Posted by Aurora University on January 9, 2014
“Teaching is more than providing content to students. It’s about capturing students’ interest, keeping them engaged in learning and showing how that content applies to their future careers.”
Dr. Chetna Patel, Professor and Chair of Physical Sciences, approaches her undergraduate organic chemistry courses with this idea always in the background. Active in the Science, Technology, Engineering and Mathematics (STEM) initiatives at AU, Patel combines her expertise in the field of chemistry with innovative ways of teaching and learning.
In 2009, when Patel became involved in an Illinois Mathematics and Science Partnership grant to work with curriculum development in master’s level education courses, she never imagined how immersed she would become in STEM initiatives beyond her regular faculty course load. However, as she assisted with summer workshops for teachers and collaborated with area industrial partners to bring science to life in elementary and secondary classrooms, Patel saw the tremendous potential for innovation that AU could bring to the Fox Valley community.

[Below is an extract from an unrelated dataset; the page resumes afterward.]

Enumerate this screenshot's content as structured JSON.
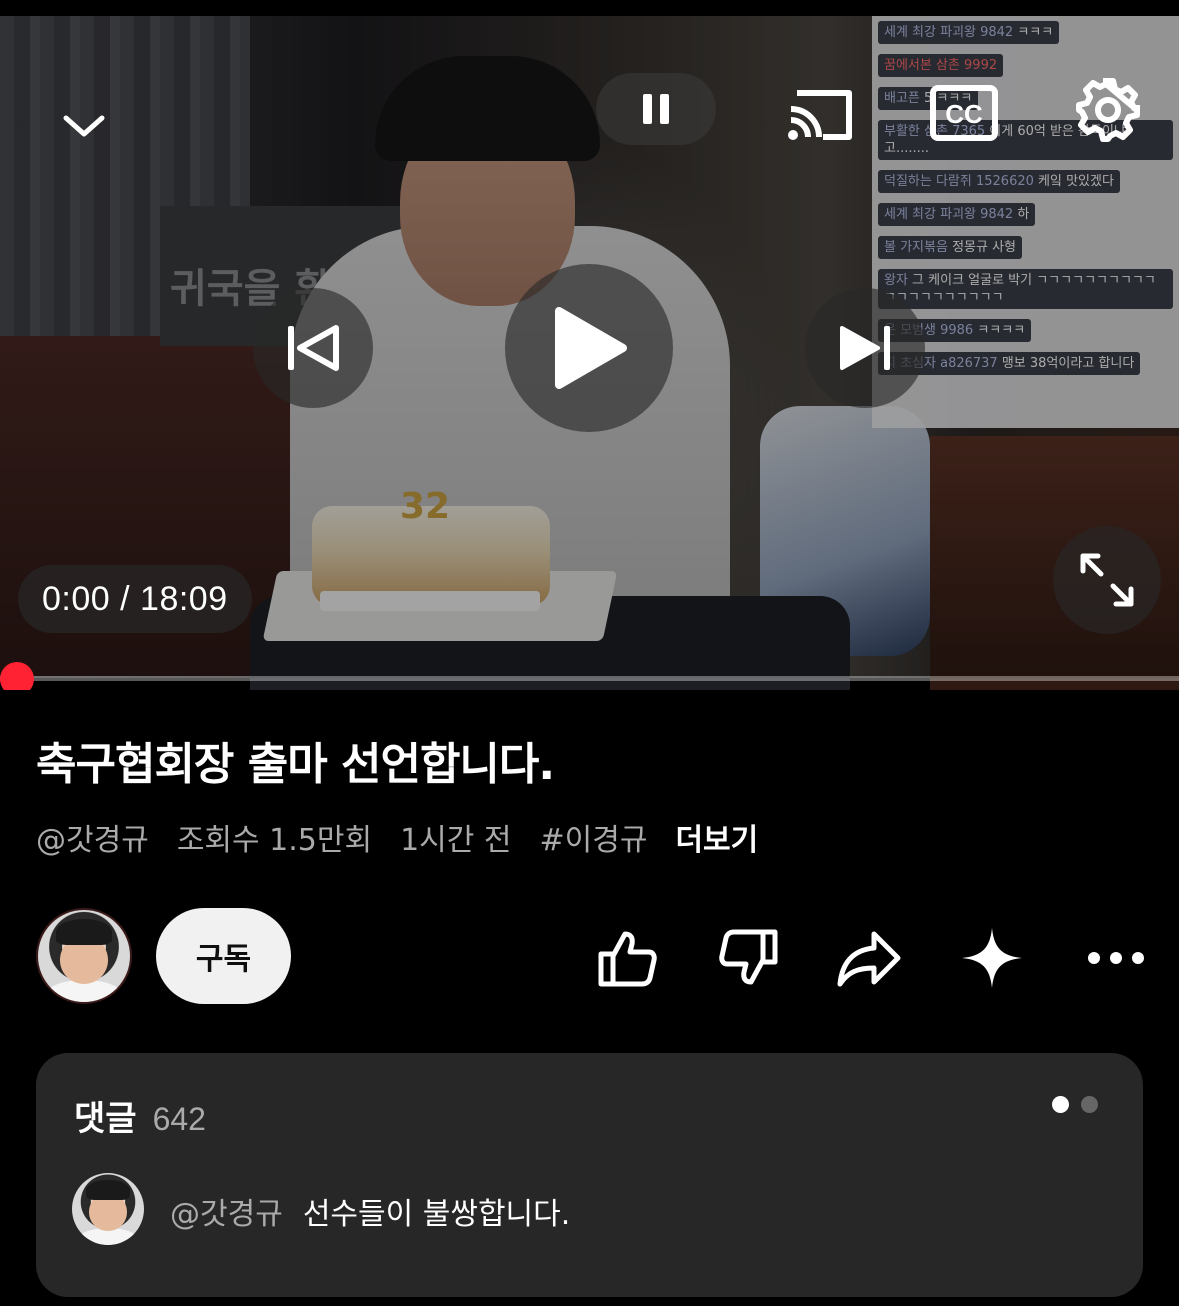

“The summer workshops allowed me to learn about the issues that teachers face and to find ways to support those educators,” she said. “And they also enabled me to keep learning, to connect with fellow faculty members and partners to advance my own teaching and to step outside my own comfort zone.”
Four years later, Patel is at the forefront of STEM, continuing her participation in workshops, helping shape the construction of interdisciplinary labs in the John C. Dunham STEM Partnership School at Aurora University, and bringing innovations to her own undergraduate teaching.
Patel’s interest in implementing new teaching methods reflects one of the key initiatives of the AU Institute for Collaboration: inspiring teachers to teach STEM content by equipping them with real-world applications. And this is exactly what Patel is doing in her own classroom. Her classes are rarely centered around lectures, but rather incorporate three dimensional models, collaborative work and discussion among classmates. “Chemistry often comes with the perception that it will be too difficult,” said Patel. “I look for ways to make it fun and exciting, to show examples of how it relates to health science careers and to incorporate hands-on collaborative learning into the classroom.”
Prior to enrolling in Patel’s course, senior biology major Bryan Roberts was dreading the study of organic chemistry. But, with Patel’s energetic and practical approach, Roberts became engaged in the subject. “Dr. Patel makes organic chemistry interesting by connecting what we learn to our other classes,” he said. “She is constantly asking if we have questions and making sure that we understand the content.”
Senior Allison Adair echoes Roberts’ thoughts. “Dr. Patel never teaches at you,” she said. “She has a way of making you think and helping you to see how chemistry is intertwined in everything.”
Above all, Patel values the atmosphere of camaraderie that STEM initiatives have created at AU. “The faculty involved in STEM initiatives are a strong, committed group,” she said. “We’ve established a collaborative atmosphere toward technology and laboratory work. We know that together we can help the education system by inspiring teachers and encouraging students to pursue STEM careers.”
For more information on Aurora University STEM initiatives, visit stem.aurora.edu.